YOUR INSTRUCTIONS: Take from the material every line that contains the word "right".

RECORDS SUPPLIED:

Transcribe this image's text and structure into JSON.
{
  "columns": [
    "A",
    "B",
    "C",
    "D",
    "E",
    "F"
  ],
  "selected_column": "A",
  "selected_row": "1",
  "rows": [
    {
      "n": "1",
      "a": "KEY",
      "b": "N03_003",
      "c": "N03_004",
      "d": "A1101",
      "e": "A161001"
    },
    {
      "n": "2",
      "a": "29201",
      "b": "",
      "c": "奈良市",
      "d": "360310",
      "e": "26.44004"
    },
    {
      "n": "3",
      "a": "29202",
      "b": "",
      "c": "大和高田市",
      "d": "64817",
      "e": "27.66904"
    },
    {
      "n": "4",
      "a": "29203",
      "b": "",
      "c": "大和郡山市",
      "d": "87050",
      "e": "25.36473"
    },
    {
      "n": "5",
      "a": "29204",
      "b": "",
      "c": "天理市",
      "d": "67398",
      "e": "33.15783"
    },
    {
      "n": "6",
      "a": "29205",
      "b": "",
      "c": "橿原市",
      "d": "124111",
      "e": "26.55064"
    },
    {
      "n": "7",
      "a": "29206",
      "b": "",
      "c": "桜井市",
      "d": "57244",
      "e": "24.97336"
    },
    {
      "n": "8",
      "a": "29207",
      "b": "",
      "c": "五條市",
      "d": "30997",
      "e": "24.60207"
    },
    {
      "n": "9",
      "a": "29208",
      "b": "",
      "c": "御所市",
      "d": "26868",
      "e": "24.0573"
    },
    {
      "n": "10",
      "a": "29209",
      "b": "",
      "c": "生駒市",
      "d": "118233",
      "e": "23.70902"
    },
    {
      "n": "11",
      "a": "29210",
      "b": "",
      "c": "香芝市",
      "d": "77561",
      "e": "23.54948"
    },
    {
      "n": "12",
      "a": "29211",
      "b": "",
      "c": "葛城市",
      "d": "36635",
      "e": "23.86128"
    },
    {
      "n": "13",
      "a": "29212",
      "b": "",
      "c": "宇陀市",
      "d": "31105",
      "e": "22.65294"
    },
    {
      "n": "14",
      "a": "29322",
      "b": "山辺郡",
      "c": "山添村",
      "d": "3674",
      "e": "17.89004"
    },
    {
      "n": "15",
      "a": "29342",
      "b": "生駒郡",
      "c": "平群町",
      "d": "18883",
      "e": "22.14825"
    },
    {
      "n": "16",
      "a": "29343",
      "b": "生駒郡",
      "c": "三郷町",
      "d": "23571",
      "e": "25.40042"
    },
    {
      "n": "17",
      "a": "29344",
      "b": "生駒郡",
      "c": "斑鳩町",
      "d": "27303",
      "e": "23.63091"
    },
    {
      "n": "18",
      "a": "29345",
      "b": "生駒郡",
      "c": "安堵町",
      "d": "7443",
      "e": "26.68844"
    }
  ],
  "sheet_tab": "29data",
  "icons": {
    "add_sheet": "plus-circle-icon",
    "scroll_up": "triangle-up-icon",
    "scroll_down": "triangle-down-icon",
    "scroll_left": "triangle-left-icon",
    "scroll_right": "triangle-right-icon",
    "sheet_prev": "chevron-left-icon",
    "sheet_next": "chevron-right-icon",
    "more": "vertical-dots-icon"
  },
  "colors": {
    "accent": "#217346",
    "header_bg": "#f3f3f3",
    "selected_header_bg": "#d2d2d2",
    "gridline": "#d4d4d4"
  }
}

PROBLEM SOLUTION:
    "scroll_right": "triangle-right-icon",
    "sheet_next": "chevron-right-icon",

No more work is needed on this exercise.